> [Task prompt] The complete set of records should be given again verbatim.

(Excerpts from an interface dataset)

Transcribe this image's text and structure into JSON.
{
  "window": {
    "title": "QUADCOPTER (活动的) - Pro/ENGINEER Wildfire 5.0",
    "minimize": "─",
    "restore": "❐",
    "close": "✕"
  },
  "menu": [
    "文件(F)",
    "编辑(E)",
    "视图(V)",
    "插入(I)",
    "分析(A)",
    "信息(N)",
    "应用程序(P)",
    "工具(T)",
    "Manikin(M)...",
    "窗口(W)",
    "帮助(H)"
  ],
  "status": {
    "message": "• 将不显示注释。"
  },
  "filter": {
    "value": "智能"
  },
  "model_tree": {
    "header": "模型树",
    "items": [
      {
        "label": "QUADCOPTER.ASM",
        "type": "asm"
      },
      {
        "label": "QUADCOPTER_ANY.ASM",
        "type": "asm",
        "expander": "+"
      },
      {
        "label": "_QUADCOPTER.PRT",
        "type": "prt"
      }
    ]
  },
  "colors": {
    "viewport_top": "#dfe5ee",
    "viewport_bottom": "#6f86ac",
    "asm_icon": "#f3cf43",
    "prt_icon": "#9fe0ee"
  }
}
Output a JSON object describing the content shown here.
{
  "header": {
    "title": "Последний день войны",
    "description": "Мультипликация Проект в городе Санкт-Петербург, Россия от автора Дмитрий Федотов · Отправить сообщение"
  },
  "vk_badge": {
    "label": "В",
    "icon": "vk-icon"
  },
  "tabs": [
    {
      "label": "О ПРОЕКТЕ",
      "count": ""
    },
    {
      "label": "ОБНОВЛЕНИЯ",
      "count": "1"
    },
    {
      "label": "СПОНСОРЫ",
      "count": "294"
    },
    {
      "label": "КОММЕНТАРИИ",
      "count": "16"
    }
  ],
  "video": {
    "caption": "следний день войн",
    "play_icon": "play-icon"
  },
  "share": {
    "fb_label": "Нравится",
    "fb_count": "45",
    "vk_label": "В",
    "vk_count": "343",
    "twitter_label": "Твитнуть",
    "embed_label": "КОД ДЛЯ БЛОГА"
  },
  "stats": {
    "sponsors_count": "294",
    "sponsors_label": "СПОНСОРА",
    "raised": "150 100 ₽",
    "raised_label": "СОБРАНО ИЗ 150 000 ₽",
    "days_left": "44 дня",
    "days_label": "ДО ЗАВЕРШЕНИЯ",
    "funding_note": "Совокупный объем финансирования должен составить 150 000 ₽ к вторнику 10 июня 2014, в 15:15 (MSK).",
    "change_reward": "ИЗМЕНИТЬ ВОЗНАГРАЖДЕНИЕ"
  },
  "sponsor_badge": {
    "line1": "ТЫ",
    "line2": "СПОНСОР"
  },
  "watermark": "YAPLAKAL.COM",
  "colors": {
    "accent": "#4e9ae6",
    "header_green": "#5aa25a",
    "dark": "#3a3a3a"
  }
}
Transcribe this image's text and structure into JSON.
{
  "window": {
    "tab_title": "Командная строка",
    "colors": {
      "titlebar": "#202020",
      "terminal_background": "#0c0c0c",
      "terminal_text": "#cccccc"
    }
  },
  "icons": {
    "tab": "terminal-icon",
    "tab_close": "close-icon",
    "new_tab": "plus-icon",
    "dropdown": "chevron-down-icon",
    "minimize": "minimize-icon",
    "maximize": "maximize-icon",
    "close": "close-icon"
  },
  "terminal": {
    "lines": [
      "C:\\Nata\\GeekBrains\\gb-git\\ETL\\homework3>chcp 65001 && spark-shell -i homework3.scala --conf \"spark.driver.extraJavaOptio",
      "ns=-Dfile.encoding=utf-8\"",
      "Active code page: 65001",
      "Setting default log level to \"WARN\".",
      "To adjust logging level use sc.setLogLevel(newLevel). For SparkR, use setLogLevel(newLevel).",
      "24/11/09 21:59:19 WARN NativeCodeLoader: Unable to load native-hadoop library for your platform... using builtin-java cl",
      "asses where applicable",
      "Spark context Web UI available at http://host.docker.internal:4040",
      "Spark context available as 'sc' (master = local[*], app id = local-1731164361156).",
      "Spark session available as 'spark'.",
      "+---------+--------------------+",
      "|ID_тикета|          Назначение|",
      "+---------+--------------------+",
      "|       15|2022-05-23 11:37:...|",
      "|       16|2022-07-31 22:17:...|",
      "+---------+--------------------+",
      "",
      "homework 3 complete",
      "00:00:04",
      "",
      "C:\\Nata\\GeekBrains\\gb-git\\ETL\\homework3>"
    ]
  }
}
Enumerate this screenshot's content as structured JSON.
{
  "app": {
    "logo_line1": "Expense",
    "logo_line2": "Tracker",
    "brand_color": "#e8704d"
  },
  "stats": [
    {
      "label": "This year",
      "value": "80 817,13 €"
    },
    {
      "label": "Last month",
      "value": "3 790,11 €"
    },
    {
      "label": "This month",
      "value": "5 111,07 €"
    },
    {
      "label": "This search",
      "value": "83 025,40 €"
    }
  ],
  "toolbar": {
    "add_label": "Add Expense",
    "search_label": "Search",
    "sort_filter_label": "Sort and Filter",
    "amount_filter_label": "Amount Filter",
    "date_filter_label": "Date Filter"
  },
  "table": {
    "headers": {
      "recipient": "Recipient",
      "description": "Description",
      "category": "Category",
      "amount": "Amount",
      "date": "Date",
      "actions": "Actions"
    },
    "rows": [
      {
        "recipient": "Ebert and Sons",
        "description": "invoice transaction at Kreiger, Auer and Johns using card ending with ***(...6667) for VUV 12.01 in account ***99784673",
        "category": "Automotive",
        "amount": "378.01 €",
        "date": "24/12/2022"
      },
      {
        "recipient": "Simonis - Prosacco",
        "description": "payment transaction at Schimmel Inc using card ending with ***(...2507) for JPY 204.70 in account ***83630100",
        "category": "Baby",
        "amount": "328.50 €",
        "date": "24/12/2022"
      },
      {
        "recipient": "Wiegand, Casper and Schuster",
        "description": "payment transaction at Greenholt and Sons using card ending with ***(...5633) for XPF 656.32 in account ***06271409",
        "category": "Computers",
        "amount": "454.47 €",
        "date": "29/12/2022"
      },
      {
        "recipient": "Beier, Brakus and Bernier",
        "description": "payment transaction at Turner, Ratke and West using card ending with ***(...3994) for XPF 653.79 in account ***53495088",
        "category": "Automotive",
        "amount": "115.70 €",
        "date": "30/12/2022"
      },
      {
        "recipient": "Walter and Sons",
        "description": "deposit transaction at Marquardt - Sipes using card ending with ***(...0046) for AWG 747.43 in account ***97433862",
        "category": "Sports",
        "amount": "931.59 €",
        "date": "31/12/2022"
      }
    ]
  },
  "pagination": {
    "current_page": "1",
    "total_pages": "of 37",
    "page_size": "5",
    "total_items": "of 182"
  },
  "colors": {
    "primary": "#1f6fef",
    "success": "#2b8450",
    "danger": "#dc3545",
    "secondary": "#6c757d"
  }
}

> [Written solution]
Transcribe this image's text and structure into JSON.
{
  "window": {
    "title": "QUADCOPTER (活动的) - Pro/ENGINEER Wildfire 5.0",
    "minimize": "─",
    "restore": "❐",
    "close": "✕"
  },
  "menu": [
    "文件(F)",
    "编辑(E)",
    "视图(V)",
    "插入(I)",
    "分析(A)",
    "信息(N)",
    "应用程序(P)",
    "工具(T)",
    "Manikin(M)...",
    "窗口(W)",
    "帮助(H)"
  ],
  "status": {
    "message": "• 将不显示注释。"
  },
  "filter": {
    "value": "智能"
  },
  "model_tree": {
    "header": "模型树",
    "items": [
      {
        "label": "QUADCOPTER.ASM",
        "type": "asm"
      },
      {
        "label": "QUADCOPTER_ANY.ASM",
        "type": "asm",
        "expander": "+"
      },
      {
        "label": "_QUADCOPTER.PRT",
        "type": "prt"
      }
    ]
  },
  "colors": {
    "viewport_top": "#dfe5ee",
    "viewport_bottom": "#6f86ac",
    "asm_icon": "#f3cf43",
    "prt_icon": "#9fe0ee"
  }
}
Output a JSON object describing the content shown here.
{
  "header": {
    "title": "Последний день войны",
    "description": "Мультипликация Проект в городе Санкт-Петербург, Россия от автора Дмитрий Федотов · Отправить сообщение"
  },
  "vk_badge": {
    "label": "В",
    "icon": "vk-icon"
  },
  "tabs": [
    {
      "label": "О ПРОЕКТЕ",
      "count": ""
    },
    {
      "label": "ОБНОВЛЕНИЯ",
      "count": "1"
    },
    {
      "label": "СПОНСОРЫ",
      "count": "294"
    },
    {
      "label": "КОММЕНТАРИИ",
      "count": "16"
    }
  ],
  "video": {
    "caption": "следний день войн",
    "play_icon": "play-icon"
  },
  "share": {
    "fb_label": "Нравится",
    "fb_count": "45",
    "vk_label": "В",
    "vk_count": "343",
    "twitter_label": "Твитнуть",
    "embed_label": "КОД ДЛЯ БЛОГА"
  },
  "stats": {
    "sponsors_count": "294",
    "sponsors_label": "СПОНСОРА",
    "raised": "150 100 ₽",
    "raised_label": "СОБРАНО ИЗ 150 000 ₽",
    "days_left": "44 дня",
    "days_label": "ДО ЗАВЕРШЕНИЯ",
    "funding_note": "Совокупный объем финансирования должен составить 150 000 ₽ к вторнику 10 июня 2014, в 15:15 (MSK).",
    "change_reward": "ИЗМЕНИТЬ ВОЗНАГРАЖДЕНИЕ"
  },
  "sponsor_badge": {
    "line1": "ТЫ",
    "line2": "СПОНСОР"
  },
  "watermark": "YAPLAKAL.COM",
  "colors": {
    "accent": "#4e9ae6",
    "header_green": "#5aa25a",
    "dark": "#3a3a3a"
  }
}
Transcribe this image's text and structure into JSON.
{
  "window": {
    "tab_title": "Командная строка",
    "colors": {
      "titlebar": "#202020",
      "terminal_background": "#0c0c0c",
      "terminal_text": "#cccccc"
    }
  },
  "icons": {
    "tab": "terminal-icon",
    "tab_close": "close-icon",
    "new_tab": "plus-icon",
    "dropdown": "chevron-down-icon",
    "minimize": "minimize-icon",
    "maximize": "maximize-icon",
    "close": "close-icon"
  },
  "terminal": {
    "lines": [
      "C:\\Nata\\GeekBrains\\gb-git\\ETL\\homework3>chcp 65001 && spark-shell -i homework3.scala --conf \"spark.driver.extraJavaOptio",
      "ns=-Dfile.encoding=utf-8\"",
      "Active code page: 65001",
      "Setting default log level to \"WARN\".",
      "To adjust logging level use sc.setLogLevel(newLevel). For SparkR, use setLogLevel(newLevel).",
      "24/11/09 21:59:19 WARN NativeCodeLoader: Unable to load native-hadoop library for your platform... using builtin-java cl",
      "asses where applicable",
      "Spark context Web UI available at http://host.docker.internal:4040",
      "Spark context available as 'sc' (master = local[*], app id = local-1731164361156).",
      "Spark session available as 'spark'.",
      "+---------+--------------------+",
      "|ID_тикета|          Назначение|",
      "+---------+--------------------+",
      "|       15|2022-05-23 11:37:...|",
      "|       16|2022-07-31 22:17:...|",
      "+---------+--------------------+",
      "",
      "homework 3 complete",
      "00:00:04",
      "",
      "C:\\Nata\\GeekBrains\\gb-git\\ETL\\homework3>"
    ]
  }
}
Enumerate this screenshot's content as structured JSON.
{
  "app": {
    "logo_line1": "Expense",
    "logo_line2": "Tracker",
    "brand_color": "#e8704d"
  },
  "stats": [
    {
      "label": "This year",
      "value": "80 817,13 €"
    },
    {
      "label": "Last month",
      "value": "3 790,11 €"
    },
    {
      "label": "This month",
      "value": "5 111,07 €"
    },
    {
      "label": "This search",
      "value": "83 025,40 €"
    }
  ],
  "toolbar": {
    "add_label": "Add Expense",
    "search_label": "Search",
    "sort_filter_label": "Sort and Filter",
    "amount_filter_label": "Amount Filter",
    "date_filter_label": "Date Filter"
  },
  "table": {
    "headers": {
      "recipient": "Recipient",
      "description": "Description",
      "category": "Category",
      "amount": "Amount",
      "date": "Date",
      "actions": "Actions"
    },
    "rows": [
      {
        "recipient": "Ebert and Sons",
        "description": "invoice transaction at Kreiger, Auer and Johns using card ending with ***(...6667) for VUV 12.01 in account ***99784673",
        "category": "Automotive",
        "amount": "378.01 €",
        "date": "24/12/2022"
      },
      {
        "recipient": "Simonis - Prosacco",
        "description": "payment transaction at Schimmel Inc using card ending with ***(...2507) for JPY 204.70 in account ***83630100",
        "category": "Baby",
        "amount": "328.50 €",
        "date": "24/12/2022"
      },
      {
        "recipient": "Wiegand, Casper and Schuster",
        "description": "payment transaction at Greenholt and Sons using card ending with ***(...5633) for XPF 656.32 in account ***06271409",
        "category": "Computers",
        "amount": "454.47 €",
        "date": "29/12/2022"
      },
      {
        "recipient": "Beier, Brakus and Bernier",
        "description": "payment transaction at Turner, Ratke and West using card ending with ***(...3994) for XPF 653.79 in account ***53495088",
        "category": "Automotive",
        "amount": "115.70 €",
        "date": "30/12/2022"
      },
      {
        "recipient": "Walter and Sons",
        "description": "deposit transaction at Marquardt - Sipes using card ending with ***(...0046) for AWG 747.43 in account ***97433862",
        "category": "Sports",
        "amount": "931.59 €",
        "date": "31/12/2022"
      }
    ]
  },
  "pagination": {
    "current_page": "1",
    "total_pages": "of 37",
    "page_size": "5",
    "total_items": "of 182"
  },
  "colors": {
    "primary": "#1f6fef",
    "success": "#2b8450",
    "danger": "#dc3545",
    "secondary": "#6c757d"
  }
}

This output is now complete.